Paglia ’11 lives life to the fullest
Place kicker and kickoff specialist for the CSU Bucs from 2007-2011 John Paglia III ’11 uses something he learned from Coach Chuck Kelly on a hot summer day in his day-to-day business dealings.
Kelly got in Paglia’s face in the 100+ degree heat and yelled “one for one” when Paglia was stuck in a rut with field goal kicks. Paglia said, “I had no idea what he meant. Later that day he explained. If I fail once, it doesn’t automatically mean I’ll fail again. Just as important, if I was successful, I shouldn’t ride that success. I needed to focus on every opportunity and let it stand on its own. I still go one for one in life today.”
Paglia, who is president of IMG, the parent company of Florida Express Environmental, says it’s probably no surprise to anyone who knew him that he joined the family business after graduation. “The sole reason of inspiration was the ability to return the dedication and loyalty my parents provided for me in my first 21 years of life,” he said. “They taught me if I wanted something, to go work for it. My dad always told me I was destined for greatness, and it still rings in my head today to motivate myself to continue to push through any challenging situation.”
Two days after graduation, Paglia was back in his native Florida immersed in the day-to-day operations of the family business. Up at 2 a.m., he drove an 11-hour route on a portable toilet, roll off, front load, or residential waste collection truck. This was followed by managerial duties and planning for the next day. He kept this schedule Monday through Friday and a half day every Saturday.
Recently, Paglia was named to Florida Trend’s Florida 500, which recognizes Florida’s most influential business leaders. Florida Express Environmental is one of the largest private waste and recycling haulers in the state of Florida. When he was growing up, his father and uncle built and sold waste hauling companies. Paglia is looking to do something different.
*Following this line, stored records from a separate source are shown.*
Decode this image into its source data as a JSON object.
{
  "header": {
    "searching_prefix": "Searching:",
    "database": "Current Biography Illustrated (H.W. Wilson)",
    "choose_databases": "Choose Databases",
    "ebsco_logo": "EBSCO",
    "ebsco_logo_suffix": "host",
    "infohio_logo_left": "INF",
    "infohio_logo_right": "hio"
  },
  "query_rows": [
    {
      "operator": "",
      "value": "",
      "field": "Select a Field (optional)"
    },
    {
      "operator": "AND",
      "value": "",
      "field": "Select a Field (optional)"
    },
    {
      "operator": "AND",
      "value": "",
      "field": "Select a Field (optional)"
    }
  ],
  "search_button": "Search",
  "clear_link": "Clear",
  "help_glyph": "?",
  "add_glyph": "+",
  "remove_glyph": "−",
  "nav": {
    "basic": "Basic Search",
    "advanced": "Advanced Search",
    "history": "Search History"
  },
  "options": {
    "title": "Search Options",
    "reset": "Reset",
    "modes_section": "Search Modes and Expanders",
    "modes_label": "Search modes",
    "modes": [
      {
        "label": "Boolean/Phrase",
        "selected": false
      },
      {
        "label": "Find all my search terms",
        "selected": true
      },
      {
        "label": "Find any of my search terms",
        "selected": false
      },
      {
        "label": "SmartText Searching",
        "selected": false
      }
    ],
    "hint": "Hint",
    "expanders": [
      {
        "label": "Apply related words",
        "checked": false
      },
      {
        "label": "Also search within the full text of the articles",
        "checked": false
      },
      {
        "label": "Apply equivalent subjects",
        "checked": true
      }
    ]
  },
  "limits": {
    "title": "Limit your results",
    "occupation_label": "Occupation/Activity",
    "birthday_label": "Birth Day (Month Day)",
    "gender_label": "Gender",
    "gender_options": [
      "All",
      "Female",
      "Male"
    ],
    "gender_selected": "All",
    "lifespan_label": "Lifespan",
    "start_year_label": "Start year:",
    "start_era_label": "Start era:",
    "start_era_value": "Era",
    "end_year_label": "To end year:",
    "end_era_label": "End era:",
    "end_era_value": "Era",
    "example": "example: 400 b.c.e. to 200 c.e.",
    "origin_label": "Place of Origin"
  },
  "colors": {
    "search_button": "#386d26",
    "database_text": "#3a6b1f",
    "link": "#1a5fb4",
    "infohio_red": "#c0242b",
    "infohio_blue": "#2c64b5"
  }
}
He said, “I want people to be proud to suit up for our team. I want it to be a career option, where they can earn an excellent living, work with men and women that respect each other, have opportunities for growth, and retire from.” Some of his innovations are exploring the transition of their fleet to alternative fuel sources such as electric, biodiesel, or hydrogen. They are also in the process of adding cameras with artificial intelligence that will continue to evolve their safety program and provide metrics that can be used to drive profits.
Building culture is important at Florida Express Environmental. “We do not refer to employees working for us,” said Paglia. “It’s working with us.” This is especially important to Paglia because the waste industry is in the top five deadliest occupations in all industries. “Unfocused poor performance here is life and death,” he said. “We push very hard to keep safety our number one priority.”
Paglia works hard to offer excellent benefits to his employees that include the chance to earn additional bonuses. “Most of our employees are the men and women physically performing the collection of waste and recycling,” he said. “We motivate these men and women by providing them the newest, cleanest, and optioned out collection trucks the industry can provide. In doing so, the men and women take pride in the fleet knowing we set out every day to perform professionally by professionals. We do not just hire anyone; they must earn the opportunity to be on our team and that pairs with our culture of a family, once you’re in, you’re in.”
The Paglia team also plays hard. Paglia is a triplet and also has two younger brothers. “There was friendly competition from an early age,” he said. One of Paglia’s favorite hobbies blossomed into the family entering fishing tournaments. As the wins piled up, his parents founded Executive Decision Sportfishing.
“We have grown in and out of boats as the tournament victories keep accumulating,” said Paglia. “We find ourselves continuing to enter larger, higher stake tournaments. Just like the garbage business, being on a professional team has more work than you would imagine. There is constant maintenance on the boat, gear, evolving technology, fishing tactics, safety equipment, and constant monitoring of where the bite is best.”
Paglia credits his family upbringing and his four years of development at CSU with making him the man he is today. He and his wife, Kimberly, have been married eight years and have three sons, John IV, 6, Rocco, 5, and Roman, 2. He said, “Raising my family with set principles, guided by faith, we do our best to live every day to the fullest.”
He motivates himself daily with the thought – when God’s plan for me ends on earth, how will I be remembered? He tells others, if you aren’t proud of the answer, it’s never too late to implement change.